Artistic creativity like music and painting, aesthetic sense, humor,athletic ability, and intellectual activity has all been identified by some evolutionary psychologists as the product of sexual selection. In fact they attribute the relatively large size of human brain to sexual selection pressure. Costly organs (brain consumes a lot of heat) serve as fitness markers. The pioneering work in this are is by Geoffrey Miller who has written a highly readable book titled "The Mating Mind: How Sexual Choice Shaped the Evolution of Human Nature". He contends that women view these abilities as markers of genetic fitness in men and that women's brain has also evolved to be able to discriminate these abilities in men. According to him, since all those qualities do not give them an obvious survival benefit, they must have provided and continue to provide a reproductive advantage to have survived and thrived. "Romantic" behavior like the making of complex art couldn't have aided our ancestors find more food or avoid predators. Thus it might have helped to serve as a marker of fitness of primitive men to primitive women with whom they wanted to mate. Of course the the romantic behaviours in primitive time were also primitive, and has evolved to its modern form.
When it comes to love and sex mention must be made about the battle of the sexes and mate competition. Biologists have traced these to sperms. Robin Baker has done detailed study of how sperms compete with each other to fertilize eggs. That competition is a sort of miniature version of the competition among males for a mate. Matt Ridley in his book "Red Queen" traces the origin of the battle BETWEEN the sexes (and the resolution thereof) to the evolutionary battle between male and female gametes that led to sex differentiation in the first place.
I have glossed over these fascinating new horizons of evolutionary psychology, which has taken up the most daunting task of humans trying to understand humans. Why are we the way we are.
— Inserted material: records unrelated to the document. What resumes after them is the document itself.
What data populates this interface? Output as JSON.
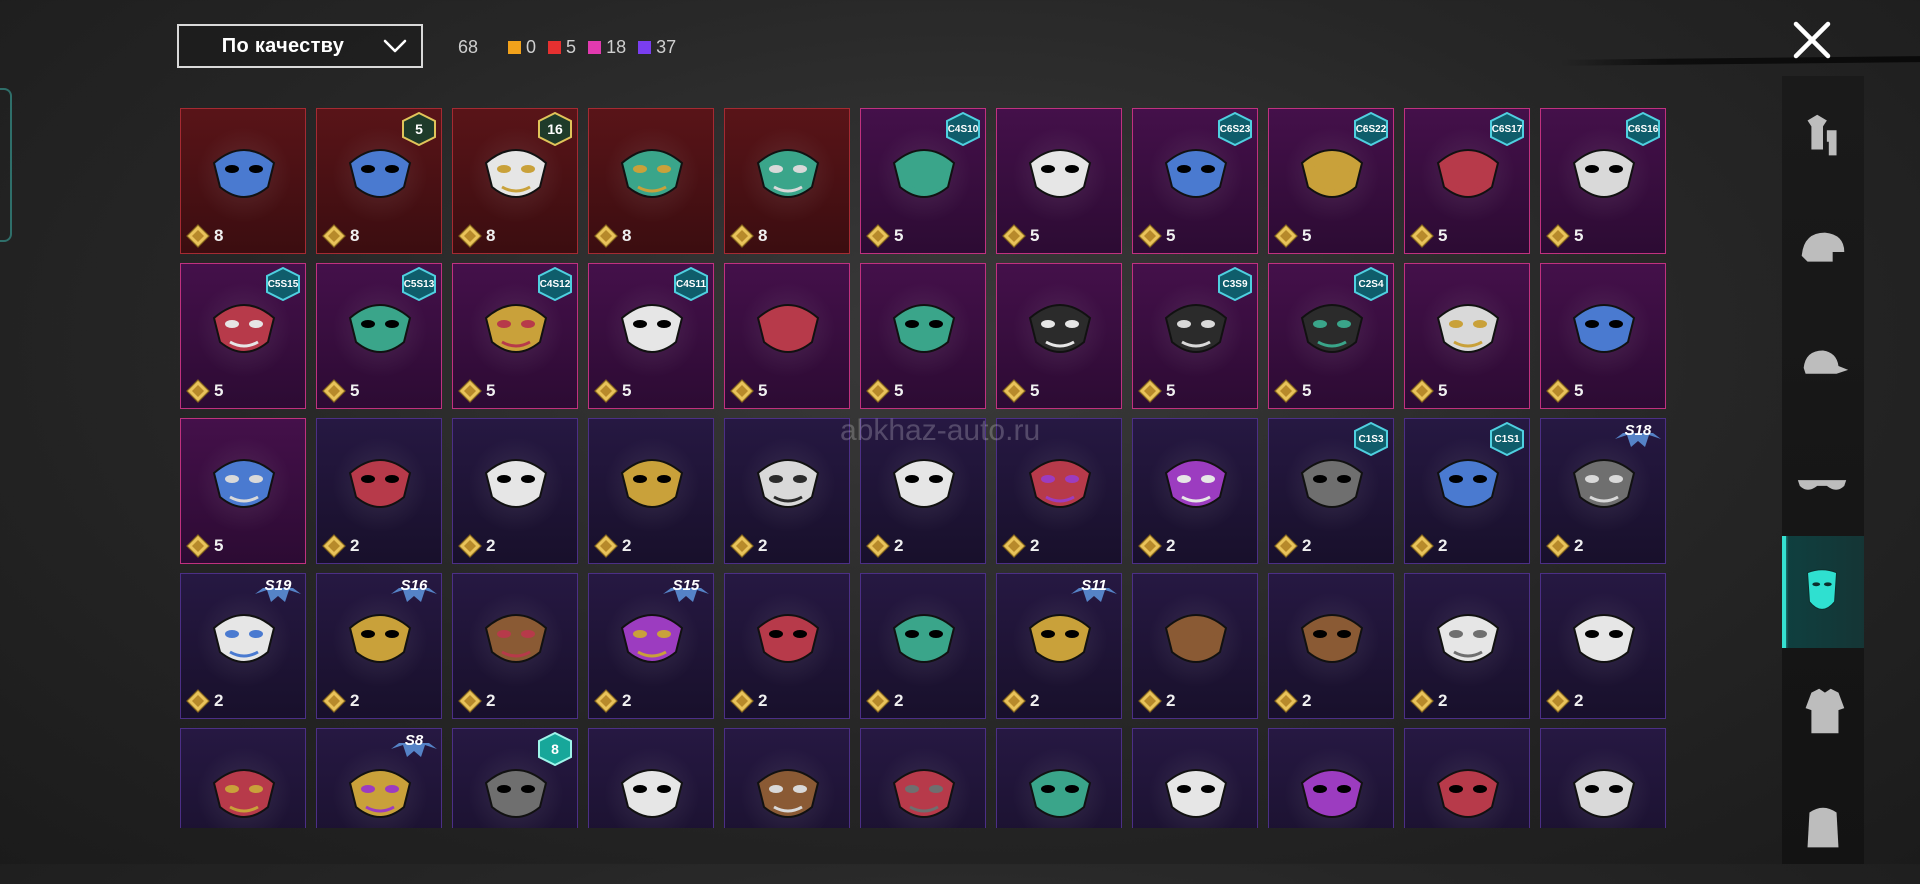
{
  "sort": {
    "label": "По качеству"
  },
  "counts": {
    "total": "68",
    "groups": [
      {
        "color": "#f2a21b",
        "value": "0"
      },
      {
        "color": "#e63030",
        "value": "5"
      },
      {
        "color": "#e23ab0",
        "value": "18"
      },
      {
        "color": "#7a3ef0",
        "value": "37"
      }
    ]
  },
  "watermark": "abkhaz-auto.ru",
  "items": [
    {
      "r": "red",
      "p": "8",
      "icon": "bug-gas-mask"
    },
    {
      "r": "red",
      "p": "8",
      "icon": "cyber-respirator",
      "b": {
        "t": "n",
        "v": "5"
      }
    },
    {
      "r": "red",
      "p": "8",
      "icon": "pharaoh-mask",
      "b": {
        "t": "n",
        "v": "16"
      }
    },
    {
      "r": "red",
      "p": "8",
      "icon": "cloth-face-mask"
    },
    {
      "r": "red",
      "p": "8",
      "icon": "dark-gas-mask"
    },
    {
      "r": "pink",
      "p": "5",
      "icon": "green-mouth-guard",
      "b": {
        "t": "h",
        "v": "C4S10"
      }
    },
    {
      "r": "pink",
      "p": "5",
      "icon": "brown-bandana"
    },
    {
      "r": "pink",
      "p": "5",
      "icon": "neon-face-mask",
      "b": {
        "t": "h",
        "v": "C6S23"
      }
    },
    {
      "r": "pink",
      "p": "5",
      "icon": "black-face-mask",
      "b": {
        "t": "h",
        "v": "C6S22"
      }
    },
    {
      "r": "pink",
      "p": "5",
      "icon": "cyan-visor-mask",
      "b": {
        "t": "h",
        "v": "C6S17"
      }
    },
    {
      "r": "pink",
      "p": "5",
      "icon": "bronze-gas-mask",
      "b": {
        "t": "h",
        "v": "C6S16"
      }
    },
    {
      "r": "pink",
      "p": "5",
      "icon": "yellow-respirator",
      "b": {
        "t": "h",
        "v": "C5S15"
      }
    },
    {
      "r": "pink",
      "p": "5",
      "icon": "graffiti-mask",
      "b": {
        "t": "h",
        "v": "C5S13"
      }
    },
    {
      "r": "pink",
      "p": "5",
      "icon": "fangs-face-mask",
      "b": {
        "t": "h",
        "v": "C4S12"
      }
    },
    {
      "r": "pink",
      "p": "5",
      "icon": "purple-respirator",
      "b": {
        "t": "h",
        "v": "C4S11"
      }
    },
    {
      "r": "pink",
      "p": "5",
      "icon": "kitsune-mask"
    },
    {
      "r": "pink",
      "p": "5",
      "icon": "pink-visor-mask"
    },
    {
      "r": "pink",
      "p": "5",
      "icon": "gold-warrior-mask"
    },
    {
      "r": "pink",
      "p": "5",
      "icon": "cyber-gas-mask",
      "b": {
        "t": "h",
        "v": "C3S9"
      }
    },
    {
      "r": "pink",
      "p": "5",
      "icon": "gold-robot-mask",
      "b": {
        "t": "h",
        "v": "C2S4"
      }
    },
    {
      "r": "pink",
      "p": "5",
      "icon": "white-cloth-mask"
    },
    {
      "r": "pink",
      "p": "5",
      "icon": "plague-doctor-mask"
    },
    {
      "r": "pink",
      "p": "5",
      "icon": "shredded-bandana"
    },
    {
      "r": "purple",
      "p": "2",
      "icon": "gold-venetian-mask"
    },
    {
      "r": "purple",
      "p": "2",
      "icon": "hockey-mask"
    },
    {
      "r": "purple",
      "p": "2",
      "icon": "armored-muzzle"
    },
    {
      "r": "purple",
      "p": "2",
      "icon": "red-eye-visor"
    },
    {
      "r": "purple",
      "p": "2",
      "icon": "mammoth-mask"
    },
    {
      "r": "purple",
      "p": "2",
      "icon": "pink-dino-mask"
    },
    {
      "r": "purple",
      "p": "2",
      "icon": "skull-teeth-mask"
    },
    {
      "r": "purple",
      "p": "2",
      "icon": "cactus-bandana",
      "b": {
        "t": "h",
        "v": "C1S3"
      }
    },
    {
      "r": "purple",
      "p": "2",
      "icon": "blue-shark-mask",
      "b": {
        "t": "h",
        "v": "C1S1"
      }
    },
    {
      "r": "purple",
      "p": "2",
      "icon": "heartbeat-mask",
      "b": {
        "t": "s",
        "v": "S18"
      }
    },
    {
      "r": "purple",
      "p": "2",
      "icon": "silver-visor-mask",
      "b": {
        "t": "s",
        "v": "S19"
      }
    },
    {
      "r": "purple",
      "p": "2",
      "icon": "gold-ninja-mask",
      "b": {
        "t": "s",
        "v": "S16"
      }
    },
    {
      "r": "purple",
      "p": "2",
      "icon": "dark-bandana"
    },
    {
      "r": "purple",
      "p": "2",
      "icon": "gold-skull-mask",
      "b": {
        "t": "s",
        "v": "S15"
      }
    },
    {
      "r": "purple",
      "p": "2",
      "icon": "tactical-goggles"
    },
    {
      "r": "purple",
      "p": "2",
      "icon": "purple-respirator-mask"
    },
    {
      "r": "purple",
      "p": "2",
      "icon": "red-face-mask",
      "b": {
        "t": "s",
        "v": "S11"
      }
    },
    {
      "r": "purple",
      "p": "2",
      "icon": "fox-mask"
    },
    {
      "r": "purple",
      "p": "2",
      "icon": "mummy-bandage"
    },
    {
      "r": "purple",
      "p": "2",
      "icon": "clown-mask"
    },
    {
      "r": "purple",
      "p": "2",
      "icon": "red-stripe-mask"
    },
    {
      "r": "purple",
      "p": "",
      "icon": "hair-wig"
    },
    {
      "r": "purple",
      "p": "",
      "icon": "flame-hood",
      "b": {
        "t": "s",
        "v": "S8"
      }
    },
    {
      "r": "purple",
      "p": "",
      "icon": "camo-mask",
      "b": {
        "t": "n",
        "v": "8",
        "c": "teal"
      }
    },
    {
      "r": "purple",
      "p": "",
      "icon": "black-gimp-mask"
    },
    {
      "r": "purple",
      "p": "",
      "icon": "dark-cloth-mask"
    },
    {
      "r": "purple",
      "p": "",
      "icon": "white-fur-mask"
    },
    {
      "r": "purple",
      "p": "",
      "icon": "graphic-face-mask"
    },
    {
      "r": "purple",
      "p": "",
      "icon": "patriot-mask"
    },
    {
      "r": "purple",
      "p": "",
      "icon": "vampire-mask"
    },
    {
      "r": "purple",
      "p": "",
      "icon": "gray-face-mask"
    },
    {
      "r": "purple",
      "p": "",
      "icon": "dark-skull-mask"
    }
  ],
  "sidebar": [
    {
      "name": "outfit-icon",
      "active": false
    },
    {
      "name": "helmet-icon",
      "active": false
    },
    {
      "name": "cap-icon",
      "active": false
    },
    {
      "name": "glasses-icon",
      "active": false
    },
    {
      "name": "face-mask-icon",
      "active": true
    },
    {
      "name": "jacket-icon",
      "active": false
    },
    {
      "name": "backpack-icon",
      "active": false
    }
  ]
}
It is a dynamic new area of research and is sure to unravel age old mysteries of human behaviour nothwithstanding the stiff resistance from the PC police.
- Aparthib (firstname.lastname@example.org), 12th February, 2007